Notice of change of operator for Mount Waddington transit services

The Regional District of Mount Waddington (RDMW) and BC Transit have received… Continue reading

Is Steve Nash Vancouver Island’s best athlete of all-time?

As Captain Canada gets ready to enter basketball’s Hall of Fame it’s time to debate his legacy

Who is Vancouver Island’s greatest athlete ever?

We want to know, you get to choose in a 64-athlete tournament bracket

VIDEO: After the floods, comes the cleanup as Grand Forks rebuilds

Business owners in downtown wonder how long it will take for things to go back to normal

SAR scaling back in Kilmer search, but friends will keep looking

Search for 41-year-old Cobble Hill dad hits six-day mark

Rachel Notley to skip premiers conference to focus on pipeline deal

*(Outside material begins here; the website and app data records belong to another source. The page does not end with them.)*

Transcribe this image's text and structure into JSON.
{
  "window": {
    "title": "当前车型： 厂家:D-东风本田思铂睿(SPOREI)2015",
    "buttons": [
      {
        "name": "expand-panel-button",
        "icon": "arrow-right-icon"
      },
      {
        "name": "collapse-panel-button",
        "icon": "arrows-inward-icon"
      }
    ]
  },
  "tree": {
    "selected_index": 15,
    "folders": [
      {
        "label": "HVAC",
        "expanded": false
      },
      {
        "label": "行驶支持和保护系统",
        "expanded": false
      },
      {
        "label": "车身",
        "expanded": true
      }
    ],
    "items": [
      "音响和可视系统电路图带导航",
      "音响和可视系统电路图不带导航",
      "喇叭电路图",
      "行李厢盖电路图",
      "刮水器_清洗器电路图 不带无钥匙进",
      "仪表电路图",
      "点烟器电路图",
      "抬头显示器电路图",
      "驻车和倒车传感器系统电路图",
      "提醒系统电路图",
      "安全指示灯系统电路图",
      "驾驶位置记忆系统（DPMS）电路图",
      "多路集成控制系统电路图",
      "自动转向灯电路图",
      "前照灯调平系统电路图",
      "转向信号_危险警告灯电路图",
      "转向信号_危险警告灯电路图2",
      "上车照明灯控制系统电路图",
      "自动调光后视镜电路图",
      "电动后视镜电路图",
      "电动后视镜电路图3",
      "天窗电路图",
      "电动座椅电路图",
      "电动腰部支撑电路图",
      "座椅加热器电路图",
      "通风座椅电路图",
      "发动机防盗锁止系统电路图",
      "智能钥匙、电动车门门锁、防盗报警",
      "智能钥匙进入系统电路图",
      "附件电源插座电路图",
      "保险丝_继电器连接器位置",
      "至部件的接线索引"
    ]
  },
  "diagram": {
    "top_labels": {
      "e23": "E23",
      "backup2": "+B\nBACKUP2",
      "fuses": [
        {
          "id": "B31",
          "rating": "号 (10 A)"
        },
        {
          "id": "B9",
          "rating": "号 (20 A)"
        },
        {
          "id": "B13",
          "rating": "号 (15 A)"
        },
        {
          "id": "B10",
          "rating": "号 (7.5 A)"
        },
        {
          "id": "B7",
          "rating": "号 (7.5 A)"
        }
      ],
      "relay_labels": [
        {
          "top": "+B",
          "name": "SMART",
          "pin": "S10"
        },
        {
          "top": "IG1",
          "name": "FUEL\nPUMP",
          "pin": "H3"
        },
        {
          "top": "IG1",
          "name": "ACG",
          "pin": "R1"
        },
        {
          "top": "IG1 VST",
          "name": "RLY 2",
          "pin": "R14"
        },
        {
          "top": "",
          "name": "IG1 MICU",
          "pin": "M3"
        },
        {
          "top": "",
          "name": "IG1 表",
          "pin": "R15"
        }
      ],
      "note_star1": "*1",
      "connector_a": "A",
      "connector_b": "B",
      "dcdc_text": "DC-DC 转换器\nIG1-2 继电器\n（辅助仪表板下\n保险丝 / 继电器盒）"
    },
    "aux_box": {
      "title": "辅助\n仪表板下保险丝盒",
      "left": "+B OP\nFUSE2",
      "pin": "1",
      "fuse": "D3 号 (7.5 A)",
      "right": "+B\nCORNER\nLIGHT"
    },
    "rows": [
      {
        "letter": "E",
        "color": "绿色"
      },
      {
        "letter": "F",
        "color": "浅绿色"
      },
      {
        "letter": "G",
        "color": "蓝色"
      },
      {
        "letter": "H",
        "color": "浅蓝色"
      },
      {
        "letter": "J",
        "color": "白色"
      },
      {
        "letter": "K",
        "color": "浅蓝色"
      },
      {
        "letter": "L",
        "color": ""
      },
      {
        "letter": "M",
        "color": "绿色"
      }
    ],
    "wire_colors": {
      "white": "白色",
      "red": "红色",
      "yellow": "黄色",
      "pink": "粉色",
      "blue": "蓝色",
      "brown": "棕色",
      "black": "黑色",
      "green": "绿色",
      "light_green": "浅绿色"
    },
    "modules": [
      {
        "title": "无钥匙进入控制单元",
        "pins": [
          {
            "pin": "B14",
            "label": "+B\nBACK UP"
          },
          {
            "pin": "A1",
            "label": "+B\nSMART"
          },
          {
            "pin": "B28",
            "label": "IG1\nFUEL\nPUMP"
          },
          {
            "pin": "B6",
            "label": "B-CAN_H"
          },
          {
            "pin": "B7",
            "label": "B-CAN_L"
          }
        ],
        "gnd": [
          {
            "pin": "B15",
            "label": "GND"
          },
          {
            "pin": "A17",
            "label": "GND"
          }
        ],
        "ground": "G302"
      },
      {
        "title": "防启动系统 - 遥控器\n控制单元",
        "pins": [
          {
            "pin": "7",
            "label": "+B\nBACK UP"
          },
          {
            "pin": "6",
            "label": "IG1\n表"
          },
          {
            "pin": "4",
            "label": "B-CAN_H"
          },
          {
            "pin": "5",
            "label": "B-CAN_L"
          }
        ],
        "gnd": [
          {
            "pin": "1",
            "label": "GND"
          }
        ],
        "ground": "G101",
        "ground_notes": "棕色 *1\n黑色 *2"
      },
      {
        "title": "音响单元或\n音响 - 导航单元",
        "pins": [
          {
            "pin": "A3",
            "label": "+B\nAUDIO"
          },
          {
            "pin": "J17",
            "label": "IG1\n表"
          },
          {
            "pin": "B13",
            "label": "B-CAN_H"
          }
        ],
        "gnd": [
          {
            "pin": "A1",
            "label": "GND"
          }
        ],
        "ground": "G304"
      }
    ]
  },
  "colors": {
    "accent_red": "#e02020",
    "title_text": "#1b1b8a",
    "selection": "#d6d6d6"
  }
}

Kinder Morgan has ceased all non-essential spending on the Trans Mountain pipeline project until it receives assurances

B.C. tech company will power Uber Elevate

Moli and Uber announce research and development partnership.

Olympian sues USA Swimming, saying it failed to protect her

Ariana Kukors Smith alleges her former coach Sean Hutchison began grooming her for sexual abuse at the age of 13

Defence minister thanks troops for B.C. flood relief work

Harjit Sajjan says not only was military response quick, support from locals has been ‘tremendous’

Still no sign of missing father in Cowichan Valley

Search group for Ben Kilmer now stands 40 SAR volunteers and another 100 friends and concerned community members

Couple survives being buried in mudslide on B.C. highway

The couple, from Saskatchewan, were en route to Nelson when a tree fell in their path

‘So grateful:’ Injured Bronco hockey player glad he’s alive, works on recovery

Ryan Straschnitzki was badly hurt in the accident: a spinal injury, broken ribs, a broken collar bone, and punctured lung

Most Read